Welcome to the study of Protestantism
As you may or may not know, there are many flavors of Protestants w:Protestant_reformers. What you may not be aware of is that most people not associated with the Roman Catholics are, in fact, Protestants. This wiki serves to be just the briefest of overviews of Protestantism. And, depending on how you view church history, it can be very exciting -- with lots of twists and turns. Along with the varied twists and turns, there are many players such as the more popular Luther, Calvin and Zwingli, along with scores of lesser-knowns who each played their part in moving away from the perceived limitations of Roman Catholicism. What I hope to see here is sort of a "layperson's guide" to Protestantism, not a lot of lengthy discources or debates on the various theologies.
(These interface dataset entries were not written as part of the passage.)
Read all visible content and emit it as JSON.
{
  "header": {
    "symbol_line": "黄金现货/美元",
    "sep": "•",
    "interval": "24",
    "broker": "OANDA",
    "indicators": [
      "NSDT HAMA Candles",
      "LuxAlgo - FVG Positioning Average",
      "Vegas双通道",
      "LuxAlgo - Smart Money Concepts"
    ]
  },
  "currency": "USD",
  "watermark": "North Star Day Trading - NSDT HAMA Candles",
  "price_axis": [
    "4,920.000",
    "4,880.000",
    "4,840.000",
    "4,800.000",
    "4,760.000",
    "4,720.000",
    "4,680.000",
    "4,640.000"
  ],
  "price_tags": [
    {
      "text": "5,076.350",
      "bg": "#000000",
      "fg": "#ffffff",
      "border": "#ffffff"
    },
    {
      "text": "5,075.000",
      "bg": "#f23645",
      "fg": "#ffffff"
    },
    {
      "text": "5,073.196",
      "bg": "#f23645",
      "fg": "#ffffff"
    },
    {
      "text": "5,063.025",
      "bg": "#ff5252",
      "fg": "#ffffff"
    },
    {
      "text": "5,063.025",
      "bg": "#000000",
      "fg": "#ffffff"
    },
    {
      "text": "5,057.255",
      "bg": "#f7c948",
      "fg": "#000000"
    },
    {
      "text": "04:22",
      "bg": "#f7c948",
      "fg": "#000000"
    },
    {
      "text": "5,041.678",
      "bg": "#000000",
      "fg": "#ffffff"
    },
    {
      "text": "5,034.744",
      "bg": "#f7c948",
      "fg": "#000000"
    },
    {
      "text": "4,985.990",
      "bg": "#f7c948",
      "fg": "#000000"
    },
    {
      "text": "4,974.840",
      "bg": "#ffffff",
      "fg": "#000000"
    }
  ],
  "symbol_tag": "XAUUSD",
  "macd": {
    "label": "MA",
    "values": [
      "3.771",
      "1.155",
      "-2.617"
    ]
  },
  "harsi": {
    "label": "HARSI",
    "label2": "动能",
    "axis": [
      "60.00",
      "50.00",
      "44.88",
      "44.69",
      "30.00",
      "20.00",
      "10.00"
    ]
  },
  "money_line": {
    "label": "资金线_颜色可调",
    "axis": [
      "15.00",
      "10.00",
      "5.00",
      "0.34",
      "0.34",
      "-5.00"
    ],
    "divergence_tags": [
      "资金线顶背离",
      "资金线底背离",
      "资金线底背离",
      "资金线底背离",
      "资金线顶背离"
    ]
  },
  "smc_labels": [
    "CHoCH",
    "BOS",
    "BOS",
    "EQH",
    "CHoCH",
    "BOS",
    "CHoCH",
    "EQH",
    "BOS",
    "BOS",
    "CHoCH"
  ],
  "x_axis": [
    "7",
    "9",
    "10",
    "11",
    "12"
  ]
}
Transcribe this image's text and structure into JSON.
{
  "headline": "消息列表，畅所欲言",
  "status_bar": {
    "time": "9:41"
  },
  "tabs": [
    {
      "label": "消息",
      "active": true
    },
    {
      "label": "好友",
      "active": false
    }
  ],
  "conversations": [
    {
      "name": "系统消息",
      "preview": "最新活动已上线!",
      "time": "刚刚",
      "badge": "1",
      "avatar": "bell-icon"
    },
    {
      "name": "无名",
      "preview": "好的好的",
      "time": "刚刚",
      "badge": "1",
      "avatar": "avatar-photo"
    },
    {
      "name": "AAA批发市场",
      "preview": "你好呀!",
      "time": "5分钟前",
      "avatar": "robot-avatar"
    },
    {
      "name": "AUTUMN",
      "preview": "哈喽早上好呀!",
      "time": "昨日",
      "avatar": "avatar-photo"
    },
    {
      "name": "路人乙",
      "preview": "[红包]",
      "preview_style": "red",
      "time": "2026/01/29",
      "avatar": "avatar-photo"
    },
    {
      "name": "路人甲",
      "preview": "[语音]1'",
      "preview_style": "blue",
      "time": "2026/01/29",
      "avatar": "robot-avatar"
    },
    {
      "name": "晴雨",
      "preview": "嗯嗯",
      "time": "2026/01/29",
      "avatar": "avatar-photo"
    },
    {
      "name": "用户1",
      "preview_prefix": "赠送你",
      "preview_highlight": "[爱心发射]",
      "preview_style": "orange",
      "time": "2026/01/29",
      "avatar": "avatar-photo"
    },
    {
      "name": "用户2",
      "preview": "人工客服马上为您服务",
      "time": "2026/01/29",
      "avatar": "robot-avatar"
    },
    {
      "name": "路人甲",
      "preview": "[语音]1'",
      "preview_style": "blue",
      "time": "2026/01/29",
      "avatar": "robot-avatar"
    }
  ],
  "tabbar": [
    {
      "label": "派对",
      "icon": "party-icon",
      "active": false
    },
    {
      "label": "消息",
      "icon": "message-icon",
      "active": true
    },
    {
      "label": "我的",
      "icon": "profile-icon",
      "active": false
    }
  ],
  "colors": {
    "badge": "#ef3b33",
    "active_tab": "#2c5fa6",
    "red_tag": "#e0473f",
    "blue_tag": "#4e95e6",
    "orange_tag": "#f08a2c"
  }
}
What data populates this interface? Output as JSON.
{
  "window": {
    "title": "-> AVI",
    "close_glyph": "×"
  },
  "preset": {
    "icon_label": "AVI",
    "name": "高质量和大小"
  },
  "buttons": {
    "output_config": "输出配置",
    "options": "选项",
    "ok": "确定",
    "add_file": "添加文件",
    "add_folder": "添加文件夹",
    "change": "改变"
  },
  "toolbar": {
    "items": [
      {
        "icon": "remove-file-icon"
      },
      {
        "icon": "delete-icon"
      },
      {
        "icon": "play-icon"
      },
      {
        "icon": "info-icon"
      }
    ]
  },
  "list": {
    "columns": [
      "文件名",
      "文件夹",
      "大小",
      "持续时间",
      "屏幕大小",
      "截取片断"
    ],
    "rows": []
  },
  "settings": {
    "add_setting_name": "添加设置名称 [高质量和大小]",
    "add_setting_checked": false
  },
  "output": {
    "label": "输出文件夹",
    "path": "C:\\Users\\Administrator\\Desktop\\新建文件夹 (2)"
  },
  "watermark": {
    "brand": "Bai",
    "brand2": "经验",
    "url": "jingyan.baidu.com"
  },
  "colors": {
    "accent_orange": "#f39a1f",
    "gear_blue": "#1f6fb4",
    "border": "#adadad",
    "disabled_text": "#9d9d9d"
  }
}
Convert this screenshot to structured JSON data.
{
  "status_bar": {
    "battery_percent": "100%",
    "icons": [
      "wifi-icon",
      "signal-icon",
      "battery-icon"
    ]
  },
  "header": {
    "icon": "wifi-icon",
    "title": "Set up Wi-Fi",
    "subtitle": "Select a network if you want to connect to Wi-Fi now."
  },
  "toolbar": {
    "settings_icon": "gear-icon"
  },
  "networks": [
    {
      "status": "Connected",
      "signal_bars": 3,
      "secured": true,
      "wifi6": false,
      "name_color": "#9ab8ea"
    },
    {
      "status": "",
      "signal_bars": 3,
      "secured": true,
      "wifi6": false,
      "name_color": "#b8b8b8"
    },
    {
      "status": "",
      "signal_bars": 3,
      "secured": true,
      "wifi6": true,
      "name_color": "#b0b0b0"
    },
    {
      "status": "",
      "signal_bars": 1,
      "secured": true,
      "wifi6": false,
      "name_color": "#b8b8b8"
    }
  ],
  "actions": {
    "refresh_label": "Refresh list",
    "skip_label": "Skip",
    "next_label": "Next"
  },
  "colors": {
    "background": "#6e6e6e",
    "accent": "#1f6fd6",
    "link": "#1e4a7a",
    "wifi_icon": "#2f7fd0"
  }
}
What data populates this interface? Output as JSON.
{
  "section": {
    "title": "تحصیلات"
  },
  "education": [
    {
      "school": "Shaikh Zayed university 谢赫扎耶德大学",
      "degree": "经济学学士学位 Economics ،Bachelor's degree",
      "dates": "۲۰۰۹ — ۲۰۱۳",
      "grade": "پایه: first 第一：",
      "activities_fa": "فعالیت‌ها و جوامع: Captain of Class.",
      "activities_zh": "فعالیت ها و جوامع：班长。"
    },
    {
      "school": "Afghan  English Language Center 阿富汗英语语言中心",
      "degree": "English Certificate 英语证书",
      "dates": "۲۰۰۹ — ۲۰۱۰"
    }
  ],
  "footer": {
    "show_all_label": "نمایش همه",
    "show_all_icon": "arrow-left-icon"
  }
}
I would like this to start with a short history of the church, then move into more of the regional history of Europe and finally into the various "flavors" themselves.
A short history of the Church
Arguably, the start was Johannes Gutenberg with his printing press attempting to get the gospel into the hands of the people in their own language. As we will see, other people came along with their ideas as to what Christianity means for the people. Some of the perceived limitations include the following:
Regional history of the Reformation
Some areas of Europe stayed Roman Catholic, some tried compromising and still more broke as far away as possible from the previous flavor. These splinters are where we get a lot of our various denominations today. Some of the other denominations formed as these earlier groups had widely differing views on biblical interpretation and the training/utilization of the laity.
The regional breakdown is as follows:
- Scotland -- John Knox (1505-1572) w:John Knox
- France -- John Calvin (July 10, 1509 – May 27, 1564) w:John_Calvin
- England -- John Wycliffe, Henry VIII, continued by Elizabeth I
- Germany -- Martin Luther (November 10, 1483 – February 18, 1546)
If Protestantism were ice cream ....
It does not take much more than a casual observation to see that there are myriad "flavors" of Protestantism. Some groups seem to have centered around personalities. Others seem to have a certain view towards certain Scriptures. Still others found the limitations of previous "flavors" a little too insurmountable and chose to form their own flavor.
Traits of Protestantism
Created after Luther's "protest" against the Catholic Church, Protestantism has had plenty of time to diversify. While the term "Protestant" is of a historical nature (representing those religions which broke away from Catholicism, or which are descended from them), modern Protestantism tends to share certain traits.
One example is that most—if not all—protestant groups believe that man can have a personal relationship with Jesus Christ (as apposed to the Catholic notion of having a priest intercede on one's behalf). The doctrine of Sola Scriptura as introduced by Martin Luther is very common to most protestant denominations. Sola Scriptura represents a belief that the Bible is the only source for theological inquiry. Some Protestants interpret this to mean that the Bible is the inerrant word of God and the final authority on all theological matters, while others allow for less literal understandings of scripture while still looking to it as a theological norm. Once again, this was a push against the Roman Catholic notion of the Magisterium or Teaching Office of the Church, which relies on clerical interpretative authority in matters of doctrine.
Perhaps a list...
Here are some pages based upon specific doctrines (denominations) within Protestantism.
- Anabaptist - Amish, Brethren, Hutterite, Mennonite
- Religious Society Of Friends (Quakers)
- Church of England
- Evangelicalism - however, Evangelicalism is not strictly to be classed simply with the others on this list as there are people of many denominations who could describe themselves as Evangelical. (Note also that it is also not restricted merely to Protestantism: though this is the division of the church it is most commonly associated with, it is possible also to be a Roman Catholic Evangelical.)
- New Thought Protestantism:
- Christian Science
- Unity School of Christianity